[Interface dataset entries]

>>>

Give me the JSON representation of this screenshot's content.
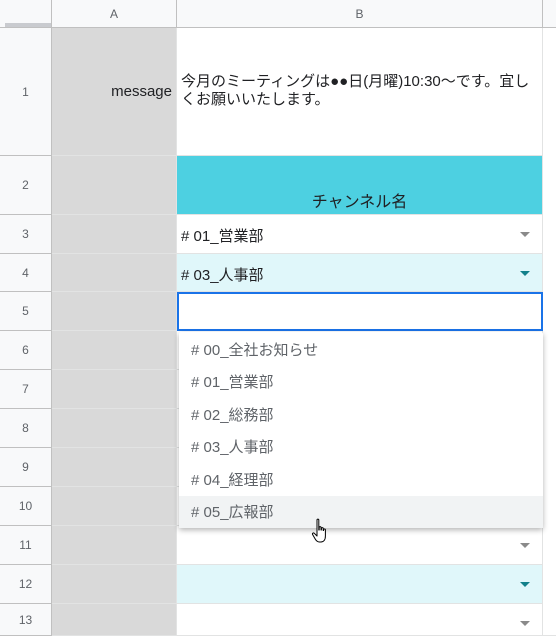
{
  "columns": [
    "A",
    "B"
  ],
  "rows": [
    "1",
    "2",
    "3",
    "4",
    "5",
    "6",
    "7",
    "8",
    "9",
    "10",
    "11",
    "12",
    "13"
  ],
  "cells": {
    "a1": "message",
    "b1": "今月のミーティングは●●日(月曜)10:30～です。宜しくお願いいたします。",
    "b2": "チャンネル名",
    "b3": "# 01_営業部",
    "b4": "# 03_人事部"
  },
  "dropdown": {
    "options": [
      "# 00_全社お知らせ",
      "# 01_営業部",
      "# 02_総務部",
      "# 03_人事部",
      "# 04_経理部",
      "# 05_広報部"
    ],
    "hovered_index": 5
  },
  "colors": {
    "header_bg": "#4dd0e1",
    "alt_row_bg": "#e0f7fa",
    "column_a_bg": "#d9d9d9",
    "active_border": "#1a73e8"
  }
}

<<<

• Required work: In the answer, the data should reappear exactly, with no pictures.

• Exercise result:
Give me the JSON representation of this screenshot's content.
{
  "columns": [
    "A",
    "B"
  ],
  "rows": [
    "1",
    "2",
    "3",
    "4",
    "5",
    "6",
    "7",
    "8",
    "9",
    "10",
    "11",
    "12",
    "13"
  ],
  "cells": {
    "a1": "message",
    "b1": "今月のミーティングは●●日(月曜)10:30～です。宜しくお願いいたします。",
    "b2": "チャンネル名",
    "b3": "# 01_営業部",
    "b4": "# 03_人事部"
  },
  "dropdown": {
    "options": [
      "# 00_全社お知らせ",
      "# 01_営業部",
      "# 02_総務部",
      "# 03_人事部",
      "# 04_経理部",
      "# 05_広報部"
    ],
    "hovered_index": 5
  },
  "colors": {
    "header_bg": "#4dd0e1",
    "alt_row_bg": "#e0f7fa",
    "column_a_bg": "#d9d9d9",
    "active_border": "#1a73e8"
  }
}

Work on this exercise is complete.